Challenges of collective humanitarian response in Sri Lanka

Grappling with how to respond to both conflict and tsunami-induced displacement, Sri Lanka is an ideal testing ground for the principles of humanitarian partnership which are at the heart of the Global Humanitarian Platform (GHP).

Set up in July 2006, the GHP brings together the three pillars of the humanitarian community – NGOs, the Red Cross/Red Crescent Movement and the UN – to increase the effectiveness of humanitarian action. The GHP seeks to promote partnership on the basis of five principles: equality; transparency; a results-oriented approach; responsibility and complementarity.[1]

Laudable as these principles are, many Sri Lankan NGOs are suspicious. Most local NGOs are at the mercy of INGOs and they feel that the GHP will alienate them further, solidifying the role of a privileged elite group of humanitarian response agencies with access to funding. Local agencies are struggling for the right of local people and field actors to make decisions in a climate shaped by interference, bureaucracy, inflexibility and big brother attitudes. They fear the GHP will introduce enhanced and burdensome rules and regulations to access funding. Some INGOs working in Sri Lanka are also wary that the UN wants to bring them further under their control.

There is confusion about the principle of equality. Would local and international NGOs who deliver services with vigour and vitality be recognised and appreciated or will they be sidelined? Agencies not directly involved in relief and development – particularly those focused on human rights – wonder how they will fit in and retain independence. Will they be able to express their views without being dictated to by the government or having to achieve consensus from the humanitarian community?

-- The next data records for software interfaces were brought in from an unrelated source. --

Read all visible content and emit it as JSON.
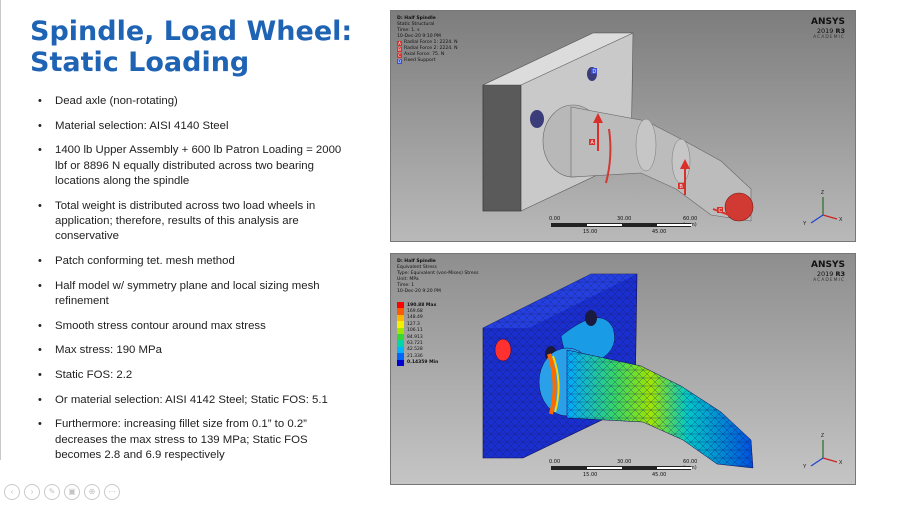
{
  "slide": {
    "title_line1": "Spindle, Load Wheel:",
    "title_line2": "Static Loading",
    "bullets": [
      "Dead axle (non-rotating)",
      "Material selection: AISI 4140 Steel",
      "1400 lb Upper Assembly + 600 lb Patron Loading = 2000 lbf or 8896 N equally distributed across two bearing locations along the spindle",
      "Total weight is distributed across two load wheels in application; therefore, results of this analysis are conservative",
      "Patch conforming tet. mesh method",
      "Half model w/ symmetry plane and local sizing mesh refinement",
      "Smooth stress contour around max stress",
      "Max stress: 190 MPa",
      "Static FOS: 2.2",
      "Or material selection: AISI 4142 Steel; Static FOS: 5.1",
      "Furthermore: increasing fillet size from 0.1” to 0.2” decreases the max stress to 139 MPa; Static FOS becomes 2.8 and 6.9 respectively"
    ]
  },
  "panel_static": {
    "heading": "D: Half Spindle",
    "line1": "Static Structural",
    "line2": "Time: 1. s",
    "line3": "10-Dec-20 9:10 PM",
    "loads": [
      {
        "tag": "A",
        "label": "Radial Force 1: 2224. N",
        "color": "#d9302b"
      },
      {
        "tag": "B",
        "label": "Radial Force 2: 2224. N",
        "color": "#d9302b"
      },
      {
        "tag": "C",
        "label": "Axial Force: 75. N",
        "color": "#d9302b"
      },
      {
        "tag": "D",
        "label": "Fixed Support",
        "color": "#3a4fd6"
      }
    ],
    "brand": "ANSYS",
    "version_prefix": "2019",
    "version_suffix": "R3",
    "edition": "ACADEMIC",
    "scale_top": [
      "0.00",
      "30.00",
      "60.00 (mm)"
    ],
    "scale_bottom": [
      "15.00",
      "45.00"
    ]
  },
  "panel_stress": {
    "heading": "D: Half Spindle",
    "line1": "Equivalent Stress",
    "line2": "Type: Equivalent (von-Mises) Stress",
    "line3": "Unit: MPa",
    "line4": "Time: 1",
    "line5": "10-Dec-20 9:20 PM",
    "brand": "ANSYS",
    "version_prefix": "2019",
    "version_suffix": "R3",
    "edition": "ACADEMIC",
    "contour_levels": [
      {
        "label": "190.88 Max",
        "color": "#ff0000"
      },
      {
        "label": "169.68",
        "color": "#ff5a00"
      },
      {
        "label": "148.49",
        "color": "#ffb400"
      },
      {
        "label": "127.3",
        "color": "#f2f200"
      },
      {
        "label": "106.11",
        "color": "#9ee600"
      },
      {
        "label": "84.913",
        "color": "#36d636"
      },
      {
        "label": "63.721",
        "color": "#00d6a8"
      },
      {
        "label": "42.528",
        "color": "#00b4ff"
      },
      {
        "label": "21.336",
        "color": "#0064ff"
      },
      {
        "label": "0.14359 Min",
        "color": "#0000d0"
      }
    ],
    "scale_top": [
      "0.00",
      "30.00",
      "60.00 (mm)"
    ],
    "scale_bottom": [
      "15.00",
      "45.00"
    ]
  },
  "nav_icons": [
    "back-icon",
    "forward-icon",
    "pen-icon",
    "slides-icon",
    "zoom-icon",
    "more-icon"
  ]
}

Many doubt whether the GHP will necessarily lead to more timely and effective humanitarian response. The last twelve months in Sri Lanka have been some of the most turbulent in its history, with increases in killings, abductions, assassinations, artillery mortar exchange, aerial bombardments, combatant casualties, suicide bombings and disappearances. There has been a series of bloody attacks on humanitarian workers, and the Liberation Tigers of Tamil Eelam (LTTE) has blatantly violated humanitarian principles by forcing aid workers to undergo military training. Recent military operations have displaced many people. There have been many occasions where local NGOs and some INGOs have gained access to such areas to provide relief to the trapped and destitute even before the government has issued a clearance certificate testifying that areas have been cleared of mines and unexploded ordnance. The UN is constrained by its security procedures from doing so, often resulting in delayed access for those NGOs dependent on UN support. Should such hesitation become contagious, NGOs would lose their response flexibility – a worrying prospect considering the government agencies’ slow and ponderous response to displacement.

However, there are encouraging developments as a result of the humanitarian reform process. The three humanitarian families are now jointly represented at high-level government meetings in Sri Lanka where humanitarian issues are discussed by a newly-formed Consultative Committee for Humanitarian Assistance (CCHA). The international community is represented by the US, UK and EU ambassadors, the humanitarian sector by the UN heads of agencies and NGOs by the Consortium of Humanitarian Agencies (CHA). Sub-Committees of the CCHA have been established to focus on logistics and essential services, resettlement, welfare, health, education and livelihoods. An effective collation and dissemination mechanism is in place to receive and provide information at the field level.

There is no doubt that effective cooperation between humanitarian workers is of paramount importance. However, principles of partnership need to be thoroughly understood, accepted and publicised by the heads of agencies. To achieve GHP goals we need sincerity and commitment to engaging local organisations and allowing them to retain their independence and their ability to robustly pursue their objectives within the framework of collective humanitarian response.


Firzan Hashim ( is the Deputy Executive Director of the Consortium for Humanitarian Action (, a humanitarian service provider and membership organisation of Sri Lankan civil society organisations. This article is based on interviews with member organisations. Firzan Hashim was a participant at the July 2007 meeting of the Global Humanitarian Platform in Geneva.

[1] For further information about the GHP see and the article by Elizabeth Ferris 'The Global Humanitarian Platform: opportunity for NGOs?'



Renuncia de responsabilidad
Las opiniones vertidas en los artículos de RMF no reflejan necesariamente la opinión de los editores o del RSC.
Derecho de copia
Cualquier material de RMF impreso o disponible en línea puede ser reproducido libremente, siempre y cuando se cite la fuente y la página web. Véase para más detalles.